Third: the presence of the Indian state in these areas is rather weak. Despite provisions like District Councils for enabling local representation via the Sixth Schedule of the Constitution, the institutions of the state have remained weak and ineffective. Local people thereby do not believe that their rights will be respected and that the benefits enshrined in the Constitution will be met.

Fourth: most ethnic communities in the Northeast depend on agriculture barring a miniscule who move out to other parts of India. Thereby, land becomes a precious commodity for daily means of livelihood. Unfortunately, the claimants on land are many resulting in inter-ethnic violence supported by ethnically slanted rebel armies. The inability of the state to guarantee land rights, corrupt practices on land grants, and the helplessness felt by the common man has played havoc.

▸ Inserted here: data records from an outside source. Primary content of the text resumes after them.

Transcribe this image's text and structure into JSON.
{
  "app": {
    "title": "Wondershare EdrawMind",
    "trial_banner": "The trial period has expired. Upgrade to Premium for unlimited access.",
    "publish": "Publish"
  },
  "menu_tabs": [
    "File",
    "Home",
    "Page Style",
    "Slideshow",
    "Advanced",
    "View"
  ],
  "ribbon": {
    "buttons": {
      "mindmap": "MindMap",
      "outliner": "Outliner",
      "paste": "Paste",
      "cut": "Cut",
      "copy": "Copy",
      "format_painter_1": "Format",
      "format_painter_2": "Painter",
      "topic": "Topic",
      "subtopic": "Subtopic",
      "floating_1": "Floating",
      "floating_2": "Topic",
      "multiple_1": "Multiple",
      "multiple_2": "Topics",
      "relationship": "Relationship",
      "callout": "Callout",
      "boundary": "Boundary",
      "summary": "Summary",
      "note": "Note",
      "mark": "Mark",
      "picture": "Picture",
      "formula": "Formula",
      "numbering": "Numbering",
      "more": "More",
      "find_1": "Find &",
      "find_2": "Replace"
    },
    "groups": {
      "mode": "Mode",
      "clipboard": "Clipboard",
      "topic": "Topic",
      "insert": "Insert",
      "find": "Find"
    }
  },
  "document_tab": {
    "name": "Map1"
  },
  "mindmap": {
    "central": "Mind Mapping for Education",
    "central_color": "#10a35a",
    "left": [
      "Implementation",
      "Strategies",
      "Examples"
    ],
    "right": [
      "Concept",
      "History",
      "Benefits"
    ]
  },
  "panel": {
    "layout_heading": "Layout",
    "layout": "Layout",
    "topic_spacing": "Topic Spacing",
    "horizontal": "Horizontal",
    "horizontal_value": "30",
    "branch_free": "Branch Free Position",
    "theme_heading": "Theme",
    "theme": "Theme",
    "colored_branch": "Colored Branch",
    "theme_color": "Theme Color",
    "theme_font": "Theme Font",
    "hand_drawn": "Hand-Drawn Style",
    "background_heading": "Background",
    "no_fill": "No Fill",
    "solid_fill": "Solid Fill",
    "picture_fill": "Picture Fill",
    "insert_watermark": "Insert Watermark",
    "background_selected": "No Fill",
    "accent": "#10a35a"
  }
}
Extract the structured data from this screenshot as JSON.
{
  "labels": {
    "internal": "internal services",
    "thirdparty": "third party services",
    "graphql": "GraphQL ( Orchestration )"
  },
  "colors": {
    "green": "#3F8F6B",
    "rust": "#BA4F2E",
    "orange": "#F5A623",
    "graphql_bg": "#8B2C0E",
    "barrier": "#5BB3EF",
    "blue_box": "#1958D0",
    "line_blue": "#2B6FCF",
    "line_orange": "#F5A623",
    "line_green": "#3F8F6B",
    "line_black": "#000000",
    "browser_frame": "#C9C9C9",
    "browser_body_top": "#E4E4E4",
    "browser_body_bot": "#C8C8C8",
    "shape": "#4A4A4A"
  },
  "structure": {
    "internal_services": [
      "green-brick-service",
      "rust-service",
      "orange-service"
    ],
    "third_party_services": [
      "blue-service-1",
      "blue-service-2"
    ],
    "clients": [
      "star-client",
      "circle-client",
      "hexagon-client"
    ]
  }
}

Fifth: all these reasons combine to create armed ethnic groups. However, protracted violence depend not only the root causes but also on the feasibility of violence, by which I mean the availability of weapons. Northeast India borders Myanmar which is part of a network of illegal flow of arms and drugs. Armed groups in Myanmar like the United Wa State Army (UWSA), the Kachin Independence Organization (KIO), the Karen National Union (KNU), the Shan State Army (SSA) help transport arms to Northeast armed groups for a price. Porous international borders vindicate this trade. Moreover, armed groups are able to maintain underground camps in neighbouring countries which further leads to the perpetuation of this violence.

There are no easy solutions to these problems. The immediate challenge is to provide a strong personal leadership at the top Indian political level to resolving the festering thorny issues that have long plagued the region. What needs to be done now is follow through with final binding political and administrative decisions to secure the region and ensure harmony amongst its multitude of ethnic groups and communities to truly get the ‘being India’s gateway’ share of prosperity in this ‘Asian Century’. This would require a different conceptualization than just state driven approaches based on a ‘synthetic’ sense of unity. Rather, it will require the meeting of cultures; of peoples; of hearts; of feelings generated that being part of the ‘Indian dream’ is truly emancipating for individuals and ethnic communities; rather a sense of organic natural unity in diversity; not something forced down from above (read Delhi) but something spontaneous, lively, and inspiring. This will require an attitude which sees communities in the Northeast as equal partners in the nation building process, realize more representation based on merit from the Northeast in India’s political bodies as well as respect for the sense of diversity from people in the Northeast towards others as well. The task ahead is uncharted territory but an endeavor that is both noble and wise.

*Dr Namrata Goswami is Research Fellow at the Institute for Defence Studies and Analyses, New Delhi. The views expressed here are per